----- RECORDS FOR PROCESSING -----

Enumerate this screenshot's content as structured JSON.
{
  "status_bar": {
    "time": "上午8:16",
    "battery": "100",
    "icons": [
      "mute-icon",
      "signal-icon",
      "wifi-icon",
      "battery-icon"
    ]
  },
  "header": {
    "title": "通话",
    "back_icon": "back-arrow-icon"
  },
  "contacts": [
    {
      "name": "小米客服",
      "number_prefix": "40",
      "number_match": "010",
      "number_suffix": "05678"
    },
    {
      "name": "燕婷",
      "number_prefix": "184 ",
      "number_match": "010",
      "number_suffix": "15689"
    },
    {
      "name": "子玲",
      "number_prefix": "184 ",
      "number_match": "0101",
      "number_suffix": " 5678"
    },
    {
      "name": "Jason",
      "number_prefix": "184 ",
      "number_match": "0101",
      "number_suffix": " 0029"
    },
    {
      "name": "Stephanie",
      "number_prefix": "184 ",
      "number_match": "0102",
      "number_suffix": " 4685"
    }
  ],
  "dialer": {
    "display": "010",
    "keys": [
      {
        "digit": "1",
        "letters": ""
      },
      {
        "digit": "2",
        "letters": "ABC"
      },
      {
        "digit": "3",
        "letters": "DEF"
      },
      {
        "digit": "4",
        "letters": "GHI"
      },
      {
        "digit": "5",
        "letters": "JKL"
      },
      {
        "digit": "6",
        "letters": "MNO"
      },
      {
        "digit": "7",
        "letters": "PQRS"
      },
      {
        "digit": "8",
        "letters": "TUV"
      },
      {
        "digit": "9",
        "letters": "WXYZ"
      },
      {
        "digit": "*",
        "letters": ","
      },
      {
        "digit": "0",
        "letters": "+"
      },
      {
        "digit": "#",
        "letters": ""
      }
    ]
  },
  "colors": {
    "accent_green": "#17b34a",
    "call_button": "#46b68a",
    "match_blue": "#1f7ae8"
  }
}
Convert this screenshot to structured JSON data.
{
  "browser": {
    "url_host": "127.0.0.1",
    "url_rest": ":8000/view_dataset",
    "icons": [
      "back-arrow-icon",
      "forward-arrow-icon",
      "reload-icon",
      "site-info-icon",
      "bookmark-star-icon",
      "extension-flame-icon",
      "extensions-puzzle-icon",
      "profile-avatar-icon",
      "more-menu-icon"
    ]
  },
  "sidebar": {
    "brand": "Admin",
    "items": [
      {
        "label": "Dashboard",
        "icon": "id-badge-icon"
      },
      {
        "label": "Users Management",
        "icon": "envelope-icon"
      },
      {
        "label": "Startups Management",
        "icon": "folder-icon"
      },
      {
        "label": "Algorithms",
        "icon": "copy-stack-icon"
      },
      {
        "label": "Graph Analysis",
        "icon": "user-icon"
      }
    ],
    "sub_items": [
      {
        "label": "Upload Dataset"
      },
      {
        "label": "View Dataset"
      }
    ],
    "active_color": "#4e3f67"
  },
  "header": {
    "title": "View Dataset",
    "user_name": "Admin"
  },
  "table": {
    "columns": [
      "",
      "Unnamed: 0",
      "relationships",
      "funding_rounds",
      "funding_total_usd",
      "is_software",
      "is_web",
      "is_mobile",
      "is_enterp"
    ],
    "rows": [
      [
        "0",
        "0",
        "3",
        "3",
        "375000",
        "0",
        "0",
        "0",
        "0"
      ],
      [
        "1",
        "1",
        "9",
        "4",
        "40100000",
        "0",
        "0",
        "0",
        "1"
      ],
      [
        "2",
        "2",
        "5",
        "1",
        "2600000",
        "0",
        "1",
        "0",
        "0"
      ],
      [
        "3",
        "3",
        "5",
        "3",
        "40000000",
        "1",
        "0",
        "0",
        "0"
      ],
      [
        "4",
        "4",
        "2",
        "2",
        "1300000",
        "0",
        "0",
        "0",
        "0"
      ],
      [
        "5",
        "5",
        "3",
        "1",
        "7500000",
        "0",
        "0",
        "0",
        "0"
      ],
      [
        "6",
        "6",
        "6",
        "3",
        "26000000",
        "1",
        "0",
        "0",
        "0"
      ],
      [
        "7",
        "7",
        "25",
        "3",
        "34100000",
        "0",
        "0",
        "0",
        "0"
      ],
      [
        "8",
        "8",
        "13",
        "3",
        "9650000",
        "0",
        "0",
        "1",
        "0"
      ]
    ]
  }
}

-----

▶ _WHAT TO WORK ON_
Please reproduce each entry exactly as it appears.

▶ _SOLUTION TO THE PROBLEM_
Enumerate this screenshot's content as structured JSON.
{
  "status_bar": {
    "time": "上午8:16",
    "battery": "100",
    "icons": [
      "mute-icon",
      "signal-icon",
      "wifi-icon",
      "battery-icon"
    ]
  },
  "header": {
    "title": "通话",
    "back_icon": "back-arrow-icon"
  },
  "contacts": [
    {
      "name": "小米客服",
      "number_prefix": "40",
      "number_match": "010",
      "number_suffix": "05678"
    },
    {
      "name": "燕婷",
      "number_prefix": "184 ",
      "number_match": "010",
      "number_suffix": "15689"
    },
    {
      "name": "子玲",
      "number_prefix": "184 ",
      "number_match": "0101",
      "number_suffix": " 5678"
    },
    {
      "name": "Jason",
      "number_prefix": "184 ",
      "number_match": "0101",
      "number_suffix": " 0029"
    },
    {
      "name": "Stephanie",
      "number_prefix": "184 ",
      "number_match": "0102",
      "number_suffix": " 4685"
    }
  ],
  "dialer": {
    "display": "010",
    "keys": [
      {
        "digit": "1",
        "letters": ""
      },
      {
        "digit": "2",
        "letters": "ABC"
      },
      {
        "digit": "3",
        "letters": "DEF"
      },
      {
        "digit": "4",
        "letters": "GHI"
      },
      {
        "digit": "5",
        "letters": "JKL"
      },
      {
        "digit": "6",
        "letters": "MNO"
      },
      {
        "digit": "7",
        "letters": "PQRS"
      },
      {
        "digit": "8",
        "letters": "TUV"
      },
      {
        "digit": "9",
        "letters": "WXYZ"
      },
      {
        "digit": "*",
        "letters": ","
      },
      {
        "digit": "0",
        "letters": "+"
      },
      {
        "digit": "#",
        "letters": ""
      }
    ]
  },
  "colors": {
    "accent_green": "#17b34a",
    "call_button": "#46b68a",
    "match_blue": "#1f7ae8"
  }
}
Convert this screenshot to structured JSON data.
{
  "browser": {
    "url_host": "127.0.0.1",
    "url_rest": ":8000/view_dataset",
    "icons": [
      "back-arrow-icon",
      "forward-arrow-icon",
      "reload-icon",
      "site-info-icon",
      "bookmark-star-icon",
      "extension-flame-icon",
      "extensions-puzzle-icon",
      "profile-avatar-icon",
      "more-menu-icon"
    ]
  },
  "sidebar": {
    "brand": "Admin",
    "items": [
      {
        "label": "Dashboard",
        "icon": "id-badge-icon"
      },
      {
        "label": "Users Management",
        "icon": "envelope-icon"
      },
      {
        "label": "Startups Management",
        "icon": "folder-icon"
      },
      {
        "label": "Algorithms",
        "icon": "copy-stack-icon"
      },
      {
        "label": "Graph Analysis",
        "icon": "user-icon"
      }
    ],
    "sub_items": [
      {
        "label": "Upload Dataset"
      },
      {
        "label": "View Dataset"
      }
    ],
    "active_color": "#4e3f67"
  },
  "header": {
    "title": "View Dataset",
    "user_name": "Admin"
  },
  "table": {
    "columns": [
      "",
      "Unnamed: 0",
      "relationships",
      "funding_rounds",
      "funding_total_usd",
      "is_software",
      "is_web",
      "is_mobile",
      "is_enterp"
    ],
    "rows": [
      [
        "0",
        "0",
        "3",
        "3",
        "375000",
        "0",
        "0",
        "0",
        "0"
      ],
      [
        "1",
        "1",
        "9",
        "4",
        "40100000",
        "0",
        "0",
        "0",
        "1"
      ],
      [
        "2",
        "2",
        "5",
        "1",
        "2600000",
        "0",
        "1",
        "0",
        "0"
      ],
      [
        "3",
        "3",
        "5",
        "3",
        "40000000",
        "1",
        "0",
        "0",
        "0"
      ],
      [
        "4",
        "4",
        "2",
        "2",
        "1300000",
        "0",
        "0",
        "0",
        "0"
      ],
      [
        "5",
        "5",
        "3",
        "1",
        "7500000",
        "0",
        "0",
        "0",
        "0"
      ],
      [
        "6",
        "6",
        "6",
        "3",
        "26000000",
        "1",
        "0",
        "0",
        "0"
      ],
      [
        "7",
        "7",
        "25",
        "3",
        "34100000",
        "0",
        "0",
        "0",
        "0"
      ],
      [
        "8",
        "8",
        "13",
        "3",
        "9650000",
        "0",
        "0",
        "1",
        "0"
      ]
    ]
  }
}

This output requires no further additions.